The energy regulator has backed billions of dollars worth of infrastructure upgrades.

The Australian Energy Market Operator (AEMO), which oversees the electricity and gas markets, says that a new interconnector from SA to either NSW or Victoria, and a second Bass Strait interconnector to Tasmania, would stabilise the national energy grid.

A new AEMO report also calls for a strengthening of the existing link between NSW and Queensland as well, with each project forecast to cost between $500 million and $1 billion each.

Energy Minister Josh Frydenberg says more interconnectors would be a good idea, but they would be a state responsibility.

 But the federal government has been involved in funding interconnectors before, leading some to suggest it could contribute again.

Government-commissioned studies have previously called for a second interconnector to Tasmania (partly funded on the federal level) and for the Clean Energy Finance Corporation to become more “actively involved in the process from the start, bringing its expertise, analytical and financial capacity to the decision making process”.

AEMO chairman Tony Marxsen says more interconnectors would make the system more resilient, and make room for more renewable supplies in the National Electricity Market.

“In short, we're projecting that a more decentralised grid must be a more interconnected grid,” Dr Marxsen said.

“We are going to need more interconnectors to get the full benefits of a decentralised grid.”

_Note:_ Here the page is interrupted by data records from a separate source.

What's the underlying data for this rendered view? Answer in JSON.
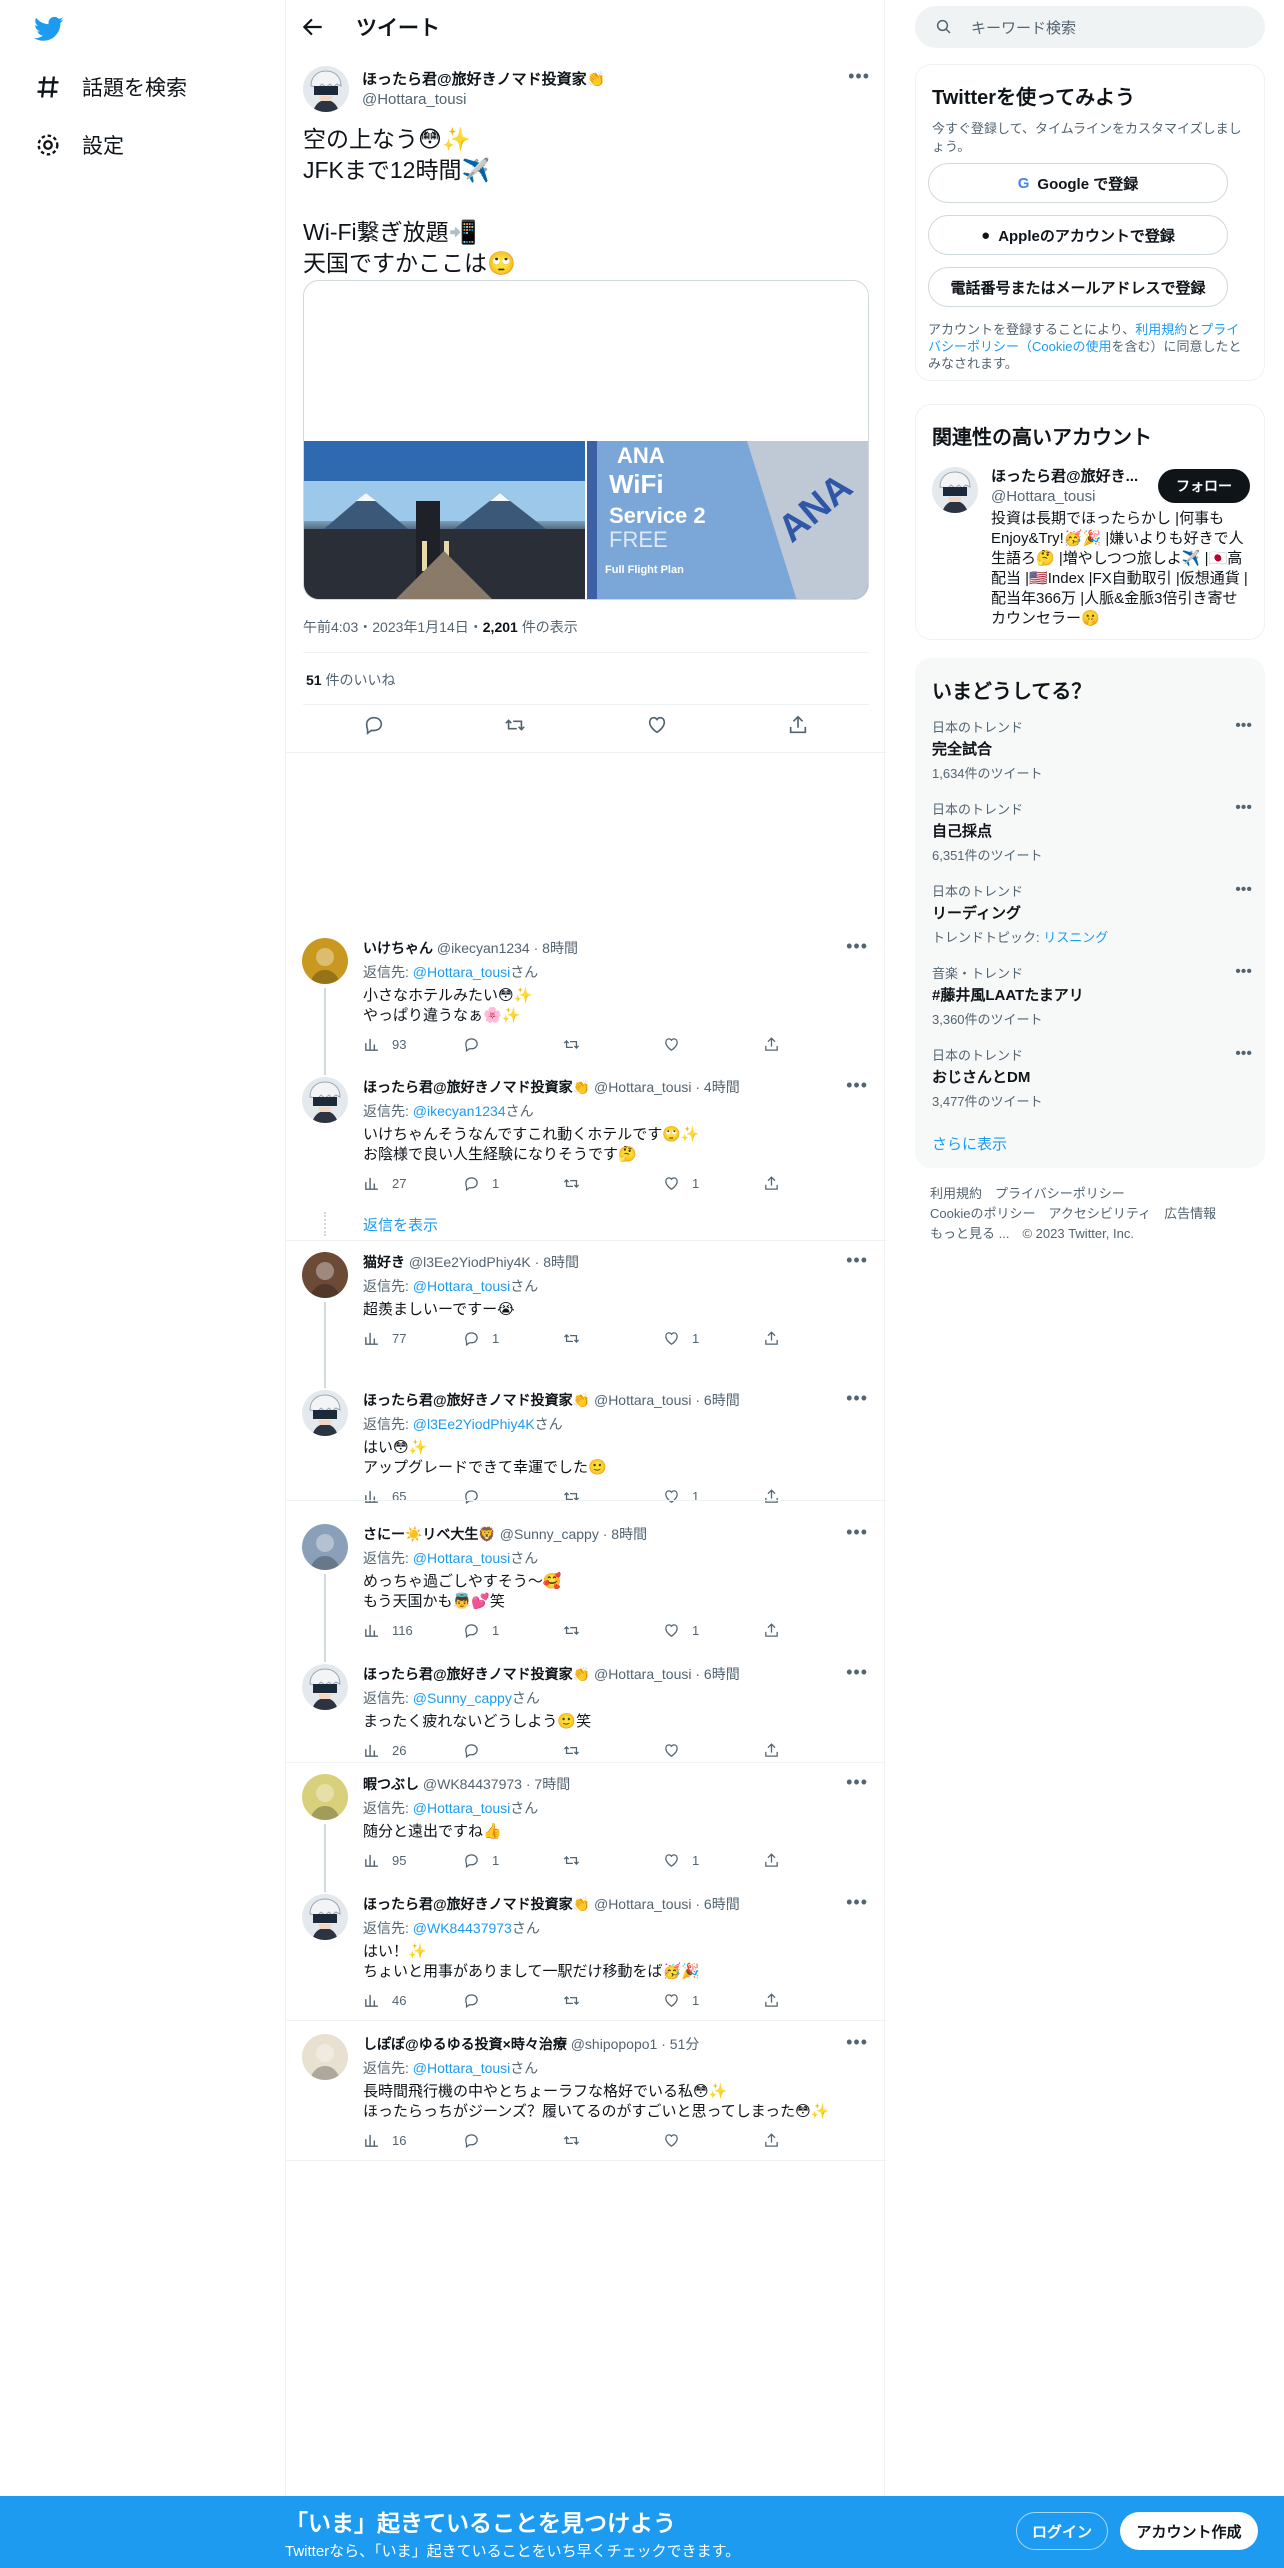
{
  "nav": {
    "explore_label": "話題を検索",
    "settings_label": "設定"
  },
  "header": {
    "title": "ツイート"
  },
  "tweet": {
    "display_name": "ほったら君@旅好きノマド投資家👏",
    "handle": "@Hottara_tousi",
    "text": "空の上なう😳✨\nJFKまで12時間✈️\n\nWi-Fi繋ぎ放題📲\n天国ですかここは🙄",
    "meta": "午前4:03・2023年1月14日・",
    "views_count": "2,201",
    "views_label": " 件の表示",
    "likes_count": "51",
    "likes_label": " 件のいいね"
  },
  "replies": [
    {
      "name": "いけちゃん",
      "handle": "@ikecyan1234",
      "time": "8時間",
      "reply_to": "@Hottara_tousi",
      "text": "小さなホテルみたい😳✨\nやっぱり違うなぁ🌸✨",
      "views": "93",
      "replies": "",
      "retweets": "",
      "likes": ""
    },
    {
      "name": "ほったら君@旅好きノマド投資家👏",
      "handle": "@Hottara_tousi",
      "time": "4時間",
      "reply_to": "@ikecyan1234",
      "text": "いけちゃんそうなんですこれ動くホテルです🙄✨\nお陰様で良い人生経験になりそうです🤔",
      "views": "27",
      "replies": "1",
      "retweets": "",
      "likes": "1"
    },
    {
      "name": "猫好き",
      "handle": "@l3Ee2YiodPhiy4K",
      "time": "8時間",
      "reply_to": "@Hottara_tousi",
      "text": "超羨ましいーですー😭",
      "views": "77",
      "replies": "1",
      "retweets": "",
      "likes": "1"
    },
    {
      "name": "ほったら君@旅好きノマド投資家👏",
      "handle": "@Hottara_tousi",
      "time": "6時間",
      "reply_to": "@l3Ee2YiodPhiy4K",
      "text": "はい😳✨\nアップグレードできて幸運でした🙂",
      "views": "65",
      "replies": "",
      "retweets": "",
      "likes": "1"
    },
    {
      "name": "さにー☀️リベ大生🦁",
      "handle": "@Sunny_cappy",
      "time": "8時間",
      "reply_to": "@Hottara_tousi",
      "text": "めっちゃ過ごしやすそう～🥰\nもう天国かも👼💕笑",
      "views": "116",
      "replies": "1",
      "retweets": "",
      "likes": "1"
    },
    {
      "name": "ほったら君@旅好きノマド投資家👏",
      "handle": "@Hottara_tousi",
      "time": "6時間",
      "reply_to": "@Sunny_cappy",
      "text": "まったく疲れないどうしよう🙂笑",
      "views": "26",
      "replies": "",
      "retweets": "",
      "likes": ""
    },
    {
      "name": "暇つぶし",
      "handle": "@WK84437973",
      "time": "7時間",
      "reply_to": "@Hottara_tousi",
      "text": "随分と遠出ですね👍",
      "views": "95",
      "replies": "1",
      "retweets": "",
      "likes": "1"
    },
    {
      "name": "ほったら君@旅好きノマド投資家👏",
      "handle": "@Hottara_tousi",
      "time": "6時間",
      "reply_to": "@WK84437973",
      "text": "はい！✨\nちょいと用事がありまして一駅だけ移動をば🥳🎉",
      "views": "46",
      "replies": "",
      "retweets": "",
      "likes": "1"
    },
    {
      "name": "しぽぽ@ゆるゆる投資×時々治療",
      "handle": "@shipopopo1",
      "time": "51分",
      "reply_to": "@Hottara_tousi",
      "text": "長時間飛行機の中やとちょーラフな格好でいる私😳✨\nほったらっちがジーンズ？履いてるのがすごいと思ってしまった😳✨",
      "views": "16",
      "replies": "",
      "retweets": "",
      "likes": ""
    }
  ],
  "reply_prefix": "返信先: ",
  "reply_suffix": "さん",
  "show_replies": "返信を表示",
  "search": {
    "placeholder": "キーワード検索"
  },
  "signup_box": {
    "title": "Twitterを使ってみよう",
    "subtitle": "今すぐ登録して、タイムラインをカスタマイズしましょう。",
    "google": "Google で登録",
    "apple": "Appleのアカウントで登録",
    "phone": "電話番号またはメールアドレスで登録",
    "terms_pre": "アカウントを登録することにより、",
    "terms_link": "利用規約",
    "terms_and": "と",
    "privacy_link": "プライバシーポリシー（Cookieの使用",
    "terms_post": "を含む）に同意したとみなされます。"
  },
  "relevant": {
    "title": "関連性の高いアカウント",
    "name": "ほったら君@旅好き...",
    "handle": "@Hottara_tousi",
    "follow": "フォロー",
    "bio": "投資は長期でほったらかし |何事もEnjoy&Try!🥳🎉 |嫌いよりも好きで人生語ろ🤔 |増やしつつ旅しよ✈️ |🇯🇵高配当 |🇺🇸Index |FX自動取引 |仮想通貨 |配当年366万 |人脈&金脈3倍引き寄せカウンセラー🤫"
  },
  "trends": {
    "title": "いまどうしてる？",
    "items": [
      {
        "context": "日本のトレンド",
        "name": "完全試合",
        "count": "1,634件のツイート"
      },
      {
        "context": "日本のトレンド",
        "name": "自己採点",
        "count": "6,351件のツイート"
      },
      {
        "context": "日本のトレンド",
        "name": "リーディング",
        "count": "トレンドトピック: ",
        "topic": "リスニング"
      },
      {
        "context": "音楽・トレンド",
        "name": "#藤井風LAATたまアリ",
        "count": "3,360件のツイート"
      },
      {
        "context": "日本のトレンド",
        "name": "おじさんとDM",
        "count": "3,477件のツイート"
      }
    ],
    "show_more": "さらに表示"
  },
  "footer": {
    "terms": "利用規約",
    "privacy": "プライバシーポリシー",
    "cookie": "Cookieのポリシー",
    "access": "アクセシビリティ",
    "ads": "広告情報",
    "more": "もっと見る ...",
    "copyright": "© 2023 Twitter, Inc."
  },
  "bottom_bar": {
    "title": "「いま」起きていることを見つけよう",
    "subtitle": "Twitterなら、「いま」起きていることをいち早くチェックできます。",
    "login": "ログイン",
    "signup": "アカウント作成"
  },
  "colors": {
    "accent": "#1d9bf0",
    "text": "#0f1419",
    "muted": "#536471"
  }
}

Some proponents have argued that interconnectors could constitute a sort of market-based renewable energy investment stimulus, allowing operators to build renewable energy assets wherever it is most efficient, and know that the power they generate will be transmitted anywhere in the country.

But critics say the major interstate works are too expensive, take too long to build, and are not necessary if better battery storage is available.

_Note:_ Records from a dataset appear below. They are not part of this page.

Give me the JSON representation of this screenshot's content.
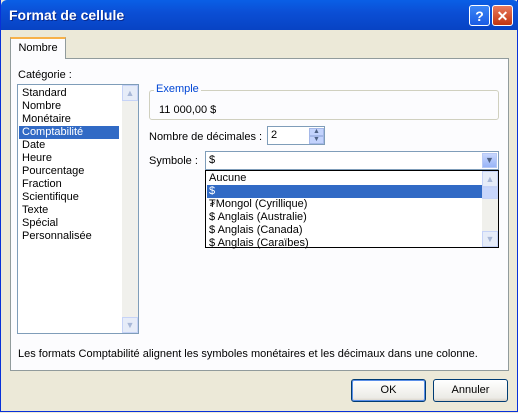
{
  "window": {
    "title": "Format de cellule",
    "help_label": "?",
    "close_label": "✕"
  },
  "tabs": [
    {
      "label": "Nombre"
    }
  ],
  "category": {
    "label": "Catégorie :",
    "items": [
      "Standard",
      "Nombre",
      "Monétaire",
      "Comptabilité",
      "Date",
      "Heure",
      "Pourcentage",
      "Fraction",
      "Scientifique",
      "Texte",
      "Spécial",
      "Personnalisée"
    ],
    "selected": "Comptabilité"
  },
  "sample": {
    "label": "Exemple",
    "value": "11 000,00  $"
  },
  "decimals": {
    "label": "Nombre de décimales :",
    "value": "2"
  },
  "symbol": {
    "label": "Symbole :",
    "value": "$",
    "options": [
      "Aucune",
      "$",
      "₮Mongol (Cyrillique)",
      "$ Anglais (Australie)",
      "$ Anglais (Canada)",
      "$ Anglais (Caraïbes)"
    ],
    "selected": "$"
  },
  "description": "Les formats Comptabilité alignent les symboles monétaires et les décimaux dans une colonne.",
  "buttons": {
    "ok": "OK",
    "cancel": "Annuler"
  },
  "colors": {
    "titlebar": "#0b4fd6",
    "selection": "#316ac5",
    "group_label": "#0046d5",
    "tab_accent": "#f7b14a"
  }
}
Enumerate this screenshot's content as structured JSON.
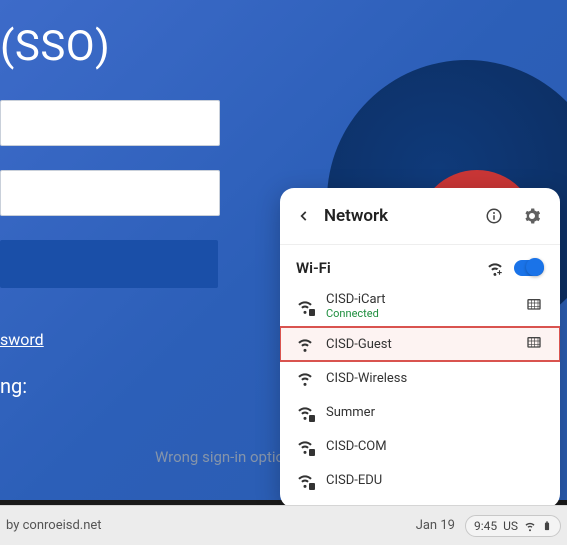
{
  "login": {
    "title_fragment": "(SSO)",
    "forgot_password_fragment": "sword",
    "ng_label_fragment": "ng:",
    "wrong_signin": "Wrong sign-in option?"
  },
  "network": {
    "title": "Network",
    "section_label": "Wi-Fi",
    "items": [
      {
        "name": "CISD-iCart",
        "status": "Connected",
        "secure": true,
        "proxy": true,
        "highlighted": false
      },
      {
        "name": "CISD-Guest",
        "status": "",
        "secure": false,
        "proxy": true,
        "highlighted": true
      },
      {
        "name": "CISD-Wireless",
        "status": "",
        "secure": false,
        "proxy": false,
        "highlighted": false
      },
      {
        "name": "Summer",
        "status": "",
        "secure": true,
        "proxy": false,
        "highlighted": false
      },
      {
        "name": "CISD-COM",
        "status": "",
        "secure": true,
        "proxy": false,
        "highlighted": false
      },
      {
        "name": "CISD-EDU",
        "status": "",
        "secure": true,
        "proxy": false,
        "highlighted": false
      }
    ]
  },
  "footer": {
    "managed_by": "by conroeisd.net",
    "date": "Jan 19",
    "time": "9:45",
    "locale": "US"
  }
}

Dr Marxsen says AEMO modelling still found there would net benefits by the time the interconnectors were finished.

“Taking the long-term view of two decades, we're finding a combination of the augmentation of the grid would deliver benefits to Australia,” he said.

But he admits that the costs of the regulated assets would be borne by consumers in the form of higher electricity bills.

To minimise the costs to consumers, the regulator wants full contestability in any interconnector plans, which is currently only available in Victoria.

“We strongly believe in a fully contestable regime. We believe there is no substitute for direct, competitive procurement. If it's built by a regulated monopoly then the cost of it goes onto its asset base and they are allowed to take a regulated rate of return on that [by passing it onto their customers],” Dr Marxsen said.

At the moment, coal and gas generators provide a steady reliable supply of electricity – keeping the grid at the required frequency of 50 hertz – something that is a challenge for wind and solar plants that do not produce any power when there is no wind or the sun is not shining.

AEMO predicted coal generation would fall from 74 per cent of NEM generation in 2016-17 to 24 per cent in 2035-36, increasing the need for frequency and voltage support from other sources to maintain a reliable supply.

AEMO’s 2016 National Transmission Network Development Plan (NTNDP) is available here.